A friend who waited till the last minute spent 6 hours on one stretch of highway later in the day.
A business acquaintance from Charleston called me near the end of the drive. His business was now in Hurricane Matthew’s crosshairs . . . he had no shutters, wood panels had long been bought up at Home Depot, he carried no insurance for a warehouse full of clients’ furniture he was shipping for them.
He was frantic. He could lose it all. This business he’s steadily built up over a couple of decades.
The people who are far more successful than I am tend to be better at buffering.
A buffer is a shock absorber. That thing built into your system that absorbs impact when it comes.
It looks mundane, even tedious, maybe even a leech on your time.
Like planning. Like insurance. Like preparation.
Shocks come. Whether your road is punishing or merely bumpy often has to do with the buffers you put in place.
Meditation is my favorite buffer. I’m a mental jackrabbit. And not in a good way. My brain just loves to poing from one thing to another.
Poingety poingety poinnng–
Daily meditation morphs that rabbit into a lap dog. Still frisky at times, but willing to settle in with a thought, a focus. Able to hold an idea through to its fruition.
Exercise is a buffer. You ward off shocks to your organism far better.

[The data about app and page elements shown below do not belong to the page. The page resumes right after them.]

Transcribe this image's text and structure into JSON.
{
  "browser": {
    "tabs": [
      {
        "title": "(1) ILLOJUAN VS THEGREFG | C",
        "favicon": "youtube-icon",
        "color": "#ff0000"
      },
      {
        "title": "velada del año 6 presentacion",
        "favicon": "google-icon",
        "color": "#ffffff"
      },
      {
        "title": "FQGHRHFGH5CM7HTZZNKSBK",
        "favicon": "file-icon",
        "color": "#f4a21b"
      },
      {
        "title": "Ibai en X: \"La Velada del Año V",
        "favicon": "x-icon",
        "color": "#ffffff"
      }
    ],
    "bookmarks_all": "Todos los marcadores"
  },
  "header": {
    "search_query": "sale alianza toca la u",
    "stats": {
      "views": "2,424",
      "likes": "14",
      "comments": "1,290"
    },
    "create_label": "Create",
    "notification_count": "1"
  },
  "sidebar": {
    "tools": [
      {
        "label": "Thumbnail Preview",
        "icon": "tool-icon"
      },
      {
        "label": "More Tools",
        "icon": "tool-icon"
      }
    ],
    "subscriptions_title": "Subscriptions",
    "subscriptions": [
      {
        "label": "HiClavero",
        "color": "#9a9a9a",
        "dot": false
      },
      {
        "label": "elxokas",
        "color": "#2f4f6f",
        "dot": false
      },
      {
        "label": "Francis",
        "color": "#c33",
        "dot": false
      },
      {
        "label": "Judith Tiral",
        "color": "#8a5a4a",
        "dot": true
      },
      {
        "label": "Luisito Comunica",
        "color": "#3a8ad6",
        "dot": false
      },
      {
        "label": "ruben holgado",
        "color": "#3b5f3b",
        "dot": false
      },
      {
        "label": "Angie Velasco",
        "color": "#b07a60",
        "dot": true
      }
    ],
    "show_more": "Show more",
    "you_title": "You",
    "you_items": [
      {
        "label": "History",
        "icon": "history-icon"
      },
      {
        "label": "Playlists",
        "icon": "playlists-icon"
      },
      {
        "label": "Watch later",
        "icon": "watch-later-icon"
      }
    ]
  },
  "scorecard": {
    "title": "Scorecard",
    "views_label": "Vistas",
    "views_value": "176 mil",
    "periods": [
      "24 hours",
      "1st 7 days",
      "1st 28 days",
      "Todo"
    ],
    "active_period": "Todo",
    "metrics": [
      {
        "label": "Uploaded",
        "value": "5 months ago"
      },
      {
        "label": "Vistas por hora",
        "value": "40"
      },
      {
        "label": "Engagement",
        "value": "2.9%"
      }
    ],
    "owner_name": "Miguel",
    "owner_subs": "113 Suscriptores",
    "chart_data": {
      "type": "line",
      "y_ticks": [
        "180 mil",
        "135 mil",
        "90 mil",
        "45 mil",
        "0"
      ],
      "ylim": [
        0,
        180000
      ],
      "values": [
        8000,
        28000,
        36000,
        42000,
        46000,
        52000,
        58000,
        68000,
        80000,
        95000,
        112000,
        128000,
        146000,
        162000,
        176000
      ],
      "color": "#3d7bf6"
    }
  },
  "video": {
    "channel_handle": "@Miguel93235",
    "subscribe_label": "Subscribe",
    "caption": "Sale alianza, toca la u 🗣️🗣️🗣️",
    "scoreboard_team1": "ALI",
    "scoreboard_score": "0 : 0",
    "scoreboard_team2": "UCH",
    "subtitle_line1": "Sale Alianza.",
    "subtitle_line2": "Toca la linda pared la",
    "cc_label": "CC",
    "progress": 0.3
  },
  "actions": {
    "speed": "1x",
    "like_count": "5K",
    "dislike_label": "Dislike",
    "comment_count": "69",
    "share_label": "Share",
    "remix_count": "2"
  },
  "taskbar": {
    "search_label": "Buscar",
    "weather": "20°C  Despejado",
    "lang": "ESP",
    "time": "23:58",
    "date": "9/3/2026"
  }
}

Saving is a buffer. God don’t I know this one! I’ve learned this from both ends, from failing in one instance when I hadn’t saved enough . . . to surviving barely in another because we had a buffer in our bank account. Unlike many of our competitors who went down.
Connection is your greatest buffer. Spiritually and relationally. When you’re connected to your greatest resource, nothing can break you.
You’d be surprised how often your people connections will save you. With an idea, with assistance, with belief in you when you no longer have it for yourself!
I thought of buffers as I drove in advance of the hurricane, heading north. I’m thankful for the buffers we’ve built up . . . and I’m wondering what other buffers I need to put in place.
You’ve heard of the six-month emergency fund. For a business I recommend one year . . .
Two years is my ideal. We’re slowly working our way back to that place since the Crash. Everyone else calls it the Great Recession. For me, for us, it was a spectacular unspooling crash.
And what helped save us were the buffers. The buffer of family. The buffer of friendship, even if it often meant offgassing the woes. Of finances. Even though they didn’t last as long as we ‘d expected. The buffer of spiritual connection helped the most day to day.
(Moral: don’t put your buffer in the stock market, you may end up with 40% of a buffer right when you need it the most.) (Oh happy days, learning these lessons : )
Whether you had a good hurricane experience or a bad one may have come down to one factor: The buffers you put in place.
It’s never too late to buffer it up, one bitty bit at a time.